Task directions ▸ What is needed here is a faithful repeat of every entry, with no character changed.

Records excerpted from a collection
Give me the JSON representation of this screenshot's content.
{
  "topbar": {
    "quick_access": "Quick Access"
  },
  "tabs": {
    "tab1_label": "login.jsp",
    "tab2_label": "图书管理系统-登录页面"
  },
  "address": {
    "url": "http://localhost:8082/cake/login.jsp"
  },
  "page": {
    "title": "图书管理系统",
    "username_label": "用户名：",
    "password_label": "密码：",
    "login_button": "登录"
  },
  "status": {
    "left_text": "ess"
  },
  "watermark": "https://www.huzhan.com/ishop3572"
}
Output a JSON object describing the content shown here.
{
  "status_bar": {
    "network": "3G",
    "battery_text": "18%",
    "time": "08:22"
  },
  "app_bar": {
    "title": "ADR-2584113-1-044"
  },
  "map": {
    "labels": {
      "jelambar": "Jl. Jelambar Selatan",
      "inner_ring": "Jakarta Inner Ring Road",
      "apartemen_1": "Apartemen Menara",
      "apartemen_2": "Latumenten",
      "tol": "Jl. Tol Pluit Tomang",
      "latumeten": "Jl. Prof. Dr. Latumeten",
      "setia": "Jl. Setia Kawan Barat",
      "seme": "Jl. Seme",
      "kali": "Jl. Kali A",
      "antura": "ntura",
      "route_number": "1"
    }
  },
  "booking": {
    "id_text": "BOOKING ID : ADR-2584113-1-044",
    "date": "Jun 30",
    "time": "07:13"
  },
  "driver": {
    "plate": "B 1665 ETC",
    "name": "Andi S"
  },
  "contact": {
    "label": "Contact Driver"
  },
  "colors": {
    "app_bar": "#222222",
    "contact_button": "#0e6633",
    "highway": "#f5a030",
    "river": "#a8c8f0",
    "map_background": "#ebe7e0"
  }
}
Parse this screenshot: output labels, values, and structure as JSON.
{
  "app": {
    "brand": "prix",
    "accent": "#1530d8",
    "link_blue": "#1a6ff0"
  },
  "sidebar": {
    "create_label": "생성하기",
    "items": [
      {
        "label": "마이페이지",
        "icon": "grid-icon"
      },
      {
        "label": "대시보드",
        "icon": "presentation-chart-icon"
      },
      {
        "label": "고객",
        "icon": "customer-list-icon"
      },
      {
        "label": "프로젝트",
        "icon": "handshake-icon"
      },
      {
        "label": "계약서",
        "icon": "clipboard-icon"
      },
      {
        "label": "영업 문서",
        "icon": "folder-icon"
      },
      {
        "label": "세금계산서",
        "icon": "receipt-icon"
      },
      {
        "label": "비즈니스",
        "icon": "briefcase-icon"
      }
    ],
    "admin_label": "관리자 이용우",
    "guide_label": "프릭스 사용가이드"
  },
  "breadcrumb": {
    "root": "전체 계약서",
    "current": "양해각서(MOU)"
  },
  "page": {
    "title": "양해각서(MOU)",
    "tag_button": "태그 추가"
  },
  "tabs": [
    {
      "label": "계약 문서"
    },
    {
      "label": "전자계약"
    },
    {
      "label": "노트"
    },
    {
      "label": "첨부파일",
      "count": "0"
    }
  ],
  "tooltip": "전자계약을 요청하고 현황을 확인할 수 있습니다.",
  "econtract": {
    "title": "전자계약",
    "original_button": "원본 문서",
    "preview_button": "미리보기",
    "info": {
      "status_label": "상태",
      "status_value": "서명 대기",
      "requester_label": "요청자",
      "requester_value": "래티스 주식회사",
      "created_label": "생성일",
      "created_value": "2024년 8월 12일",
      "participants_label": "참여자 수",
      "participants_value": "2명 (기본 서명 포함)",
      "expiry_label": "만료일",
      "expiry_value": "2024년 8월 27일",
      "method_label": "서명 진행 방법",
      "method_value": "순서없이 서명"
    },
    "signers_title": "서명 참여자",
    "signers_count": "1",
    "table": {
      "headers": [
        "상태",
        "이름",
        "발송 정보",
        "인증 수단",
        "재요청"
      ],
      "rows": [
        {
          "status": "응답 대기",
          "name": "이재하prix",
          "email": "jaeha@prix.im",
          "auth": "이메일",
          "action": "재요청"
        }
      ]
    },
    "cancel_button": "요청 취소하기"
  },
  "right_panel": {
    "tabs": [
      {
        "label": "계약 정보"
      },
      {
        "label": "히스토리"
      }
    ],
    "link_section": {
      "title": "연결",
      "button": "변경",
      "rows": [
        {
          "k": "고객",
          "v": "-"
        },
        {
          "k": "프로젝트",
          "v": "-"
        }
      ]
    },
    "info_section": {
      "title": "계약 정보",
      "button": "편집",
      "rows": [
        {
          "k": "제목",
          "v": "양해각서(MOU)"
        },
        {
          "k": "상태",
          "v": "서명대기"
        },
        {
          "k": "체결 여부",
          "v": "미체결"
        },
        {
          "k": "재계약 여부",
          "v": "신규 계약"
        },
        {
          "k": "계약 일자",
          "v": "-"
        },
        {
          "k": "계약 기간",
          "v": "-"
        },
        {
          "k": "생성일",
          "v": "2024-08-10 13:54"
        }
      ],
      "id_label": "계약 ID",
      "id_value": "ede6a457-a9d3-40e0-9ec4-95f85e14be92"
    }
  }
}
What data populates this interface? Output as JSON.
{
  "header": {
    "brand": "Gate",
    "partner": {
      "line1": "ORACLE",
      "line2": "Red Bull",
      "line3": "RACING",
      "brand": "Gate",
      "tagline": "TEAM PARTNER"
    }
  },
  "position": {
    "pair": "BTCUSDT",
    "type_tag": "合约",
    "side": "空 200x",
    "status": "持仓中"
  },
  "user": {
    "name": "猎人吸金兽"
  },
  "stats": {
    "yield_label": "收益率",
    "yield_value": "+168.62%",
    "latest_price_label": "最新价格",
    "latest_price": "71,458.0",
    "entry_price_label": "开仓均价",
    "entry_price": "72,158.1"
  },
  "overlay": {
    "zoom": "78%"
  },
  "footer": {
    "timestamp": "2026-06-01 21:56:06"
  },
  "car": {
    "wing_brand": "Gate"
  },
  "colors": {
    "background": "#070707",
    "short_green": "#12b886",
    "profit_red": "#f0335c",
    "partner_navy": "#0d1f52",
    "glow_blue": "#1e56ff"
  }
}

The completed task ▸
Give me the JSON representation of this screenshot's content.
{
  "topbar": {
    "quick_access": "Quick Access"
  },
  "tabs": {
    "tab1_label": "login.jsp",
    "tab2_label": "图书管理系统-登录页面"
  },
  "address": {
    "url": "http://localhost:8082/cake/login.jsp"
  },
  "page": {
    "title": "图书管理系统",
    "username_label": "用户名：",
    "password_label": "密码：",
    "login_button": "登录"
  },
  "status": {
    "left_text": "ess"
  },
  "watermark": "https://www.huzhan.com/ishop3572"
}
Output a JSON object describing the content shown here.
{
  "status_bar": {
    "network": "3G",
    "battery_text": "18%",
    "time": "08:22"
  },
  "app_bar": {
    "title": "ADR-2584113-1-044"
  },
  "map": {
    "labels": {
      "jelambar": "Jl. Jelambar Selatan",
      "inner_ring": "Jakarta Inner Ring Road",
      "apartemen_1": "Apartemen Menara",
      "apartemen_2": "Latumenten",
      "tol": "Jl. Tol Pluit Tomang",
      "latumeten": "Jl. Prof. Dr. Latumeten",
      "setia": "Jl. Setia Kawan Barat",
      "seme": "Jl. Seme",
      "kali": "Jl. Kali A",
      "antura": "ntura",
      "route_number": "1"
    }
  },
  "booking": {
    "id_text": "BOOKING ID : ADR-2584113-1-044",
    "date": "Jun 30",
    "time": "07:13"
  },
  "driver": {
    "plate": "B 1665 ETC",
    "name": "Andi S"
  },
  "contact": {
    "label": "Contact Driver"
  },
  "colors": {
    "app_bar": "#222222",
    "contact_button": "#0e6633",
    "highway": "#f5a030",
    "river": "#a8c8f0",
    "map_background": "#ebe7e0"
  }
}
Parse this screenshot: output labels, values, and structure as JSON.
{
  "app": {
    "brand": "prix",
    "accent": "#1530d8",
    "link_blue": "#1a6ff0"
  },
  "sidebar": {
    "create_label": "생성하기",
    "items": [
      {
        "label": "마이페이지",
        "icon": "grid-icon"
      },
      {
        "label": "대시보드",
        "icon": "presentation-chart-icon"
      },
      {
        "label": "고객",
        "icon": "customer-list-icon"
      },
      {
        "label": "프로젝트",
        "icon": "handshake-icon"
      },
      {
        "label": "계약서",
        "icon": "clipboard-icon"
      },
      {
        "label": "영업 문서",
        "icon": "folder-icon"
      },
      {
        "label": "세금계산서",
        "icon": "receipt-icon"
      },
      {
        "label": "비즈니스",
        "icon": "briefcase-icon"
      }
    ],
    "admin_label": "관리자 이용우",
    "guide_label": "프릭스 사용가이드"
  },
  "breadcrumb": {
    "root": "전체 계약서",
    "current": "양해각서(MOU)"
  },
  "page": {
    "title": "양해각서(MOU)",
    "tag_button": "태그 추가"
  },
  "tabs": [
    {
      "label": "계약 문서"
    },
    {
      "label": "전자계약"
    },
    {
      "label": "노트"
    },
    {
      "label": "첨부파일",
      "count": "0"
    }
  ],
  "tooltip": "전자계약을 요청하고 현황을 확인할 수 있습니다.",
  "econtract": {
    "title": "전자계약",
    "original_button": "원본 문서",
    "preview_button": "미리보기",
    "info": {
      "status_label": "상태",
      "status_value": "서명 대기",
      "requester_label": "요청자",
      "requester_value": "래티스 주식회사",
      "created_label": "생성일",
      "created_value": "2024년 8월 12일",
      "participants_label": "참여자 수",
      "participants_value": "2명 (기본 서명 포함)",
      "expiry_label": "만료일",
      "expiry_value": "2024년 8월 27일",
      "method_label": "서명 진행 방법",
      "method_value": "순서없이 서명"
    },
    "signers_title": "서명 참여자",
    "signers_count": "1",
    "table": {
      "headers": [
        "상태",
        "이름",
        "발송 정보",
        "인증 수단",
        "재요청"
      ],
      "rows": [
        {
          "status": "응답 대기",
          "name": "이재하prix",
          "email": "jaeha@prix.im",
          "auth": "이메일",
          "action": "재요청"
        }
      ]
    },
    "cancel_button": "요청 취소하기"
  },
  "right_panel": {
    "tabs": [
      {
        "label": "계약 정보"
      },
      {
        "label": "히스토리"
      }
    ],
    "link_section": {
      "title": "연결",
      "button": "변경",
      "rows": [
        {
          "k": "고객",
          "v": "-"
        },
        {
          "k": "프로젝트",
          "v": "-"
        }
      ]
    },
    "info_section": {
      "title": "계약 정보",
      "button": "편집",
      "rows": [
        {
          "k": "제목",
          "v": "양해각서(MOU)"
        },
        {
          "k": "상태",
          "v": "서명대기"
        },
        {
          "k": "체결 여부",
          "v": "미체결"
        },
        {
          "k": "재계약 여부",
          "v": "신규 계약"
        },
        {
          "k": "계약 일자",
          "v": "-"
        },
        {
          "k": "계약 기간",
          "v": "-"
        },
        {
          "k": "생성일",
          "v": "2024-08-10 13:54"
        }
      ],
      "id_label": "계약 ID",
      "id_value": "ede6a457-a9d3-40e0-9ec4-95f85e14be92"
    }
  }
}
What data populates this interface? Output as JSON.
{
  "header": {
    "brand": "Gate",
    "partner": {
      "line1": "ORACLE",
      "line2": "Red Bull",
      "line3": "RACING",
      "brand": "Gate",
      "tagline": "TEAM PARTNER"
    }
  },
  "position": {
    "pair": "BTCUSDT",
    "type_tag": "合约",
    "side": "空 200x",
    "status": "持仓中"
  },
  "user": {
    "name": "猎人吸金兽"
  },
  "stats": {
    "yield_label": "收益率",
    "yield_value": "+168.62%",
    "latest_price_label": "最新价格",
    "latest_price": "71,458.0",
    "entry_price_label": "开仓均价",
    "entry_price": "72,158.1"
  },
  "overlay": {
    "zoom": "78%"
  },
  "footer": {
    "timestamp": "2026-06-01 21:56:06"
  },
  "car": {
    "wing_brand": "Gate"
  },
  "colors": {
    "background": "#070707",
    "short_green": "#12b886",
    "profit_red": "#f0335c",
    "partner_navy": "#0d1f52",
    "glow_blue": "#1e56ff"
  }
}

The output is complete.